Objective: The perceived association between violent behavior and serious mental illness was explored to determine the validity of claims by mental health advocates that individuals with serious mental illness are no more dangerous than members of the general population.
Methods: The author reviewed recent studies and media accounts of violent behavior by individuals with serious mental illness, with emphasis given to the most recent studies.

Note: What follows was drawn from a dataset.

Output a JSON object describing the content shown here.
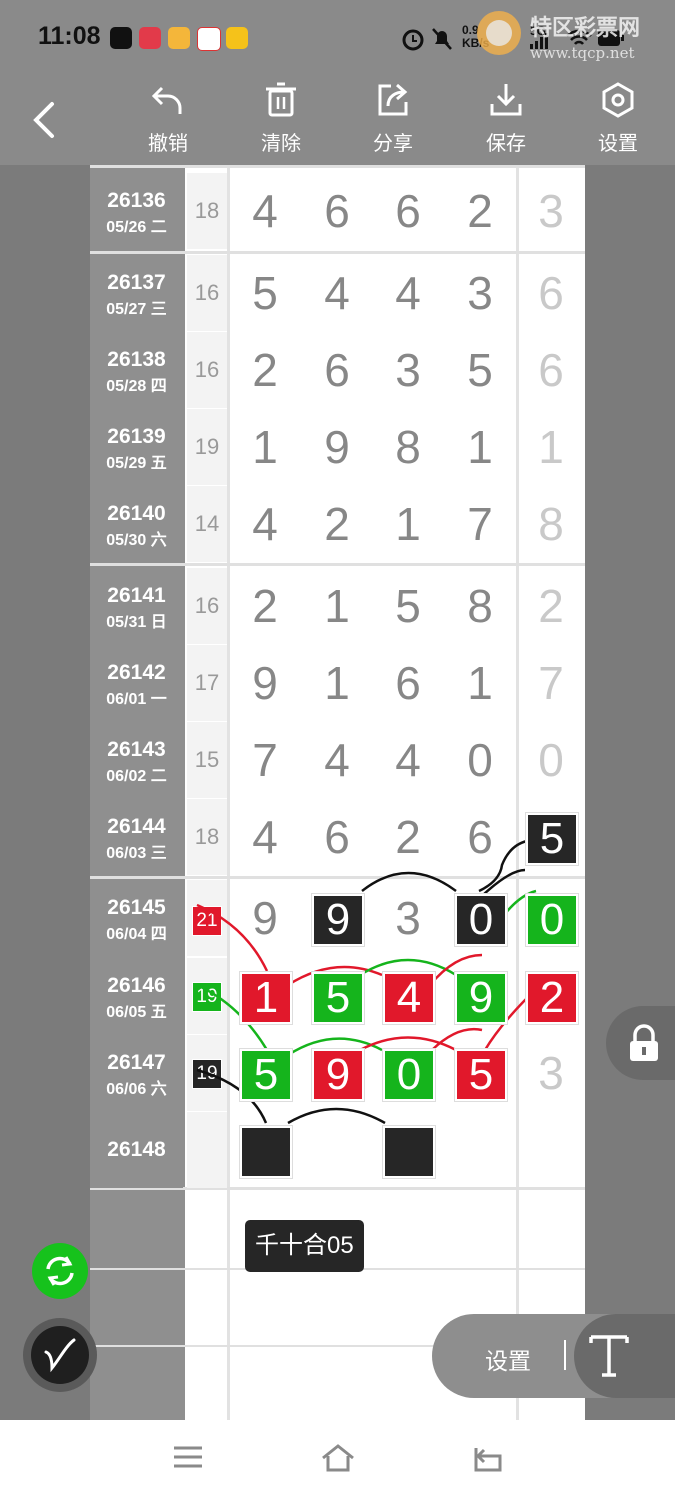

Results and conclusions: Although the vast majority of individuals with serious mental illness are not more dangerous than members of the general population, recent findings suggest the existence of a subgroup that is more dangerous. A history of violent behavior, noncompliance with medications, and substance abuse are important predictors of violent behavior in this subgroup. The findings imply that the criteria for involuntary hospitalization, involuntary medication, outpatient commitment, the monitoring of medication compliance, and other mandated follow-up procedures may need to be revised. The existence of a subgroup of seriously mentally ill patients who exhibit violent behavior undermines efforts by mental health advocates to reduce the stigma of mental illness by denying an association with violence. Until the problem of violence by this subgroup is addressed, it will be difficult to substantially decrease the stigma associated with serious mental illness.